Task brief: Find the count of lines in the material below that include the word "icon". State nothing but that number.
= Beginning of Section =
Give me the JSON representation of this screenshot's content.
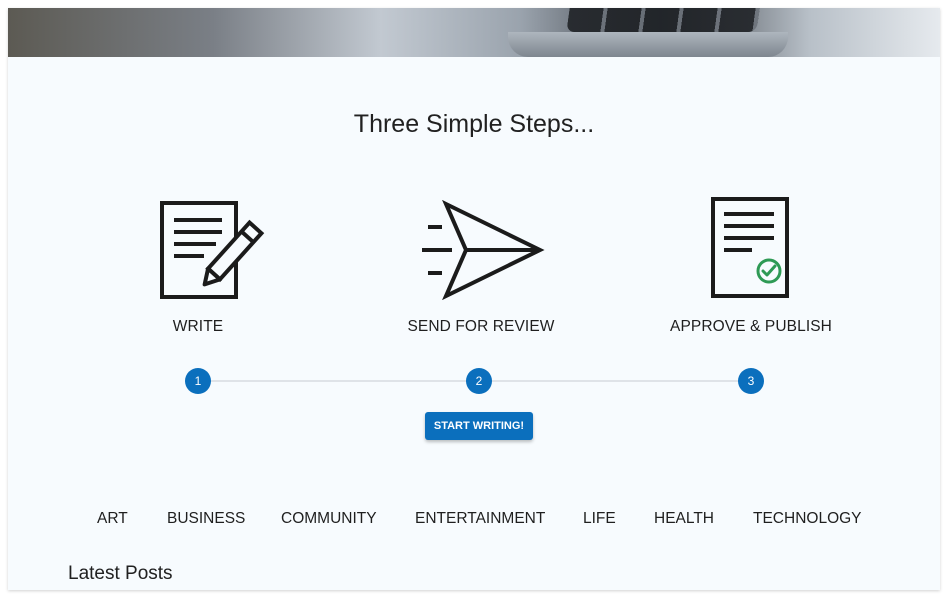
{
  "hero": {
    "image": "laptop-keyboard-photo"
  },
  "section": {
    "title": "Three Simple Steps..."
  },
  "steps": [
    {
      "label": "WRITE",
      "number": "1",
      "icon": "document-pencil-icon"
    },
    {
      "label": "SEND FOR REVIEW",
      "number": "2",
      "icon": "paper-plane-icon"
    },
    {
      "label": "APPROVE & PUBLISH",
      "number": "3",
      "icon": "document-check-icon"
    }
  ],
  "cta": {
    "label": "START WRITING!"
  },
  "categories": [
    "ART",
    "BUSINESS",
    "COMMUNITY",
    "ENTERTAINMENT",
    "LIFE",
    "HEALTH",
    "TECHNOLOGY"
  ],
  "latest": {
    "heading": "Latest Posts"
  },
  "colors": {
    "accent": "#0b6fbd",
    "check": "#2e9a55",
    "background": "#f7fbfe"
  }
}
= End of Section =
Output: 3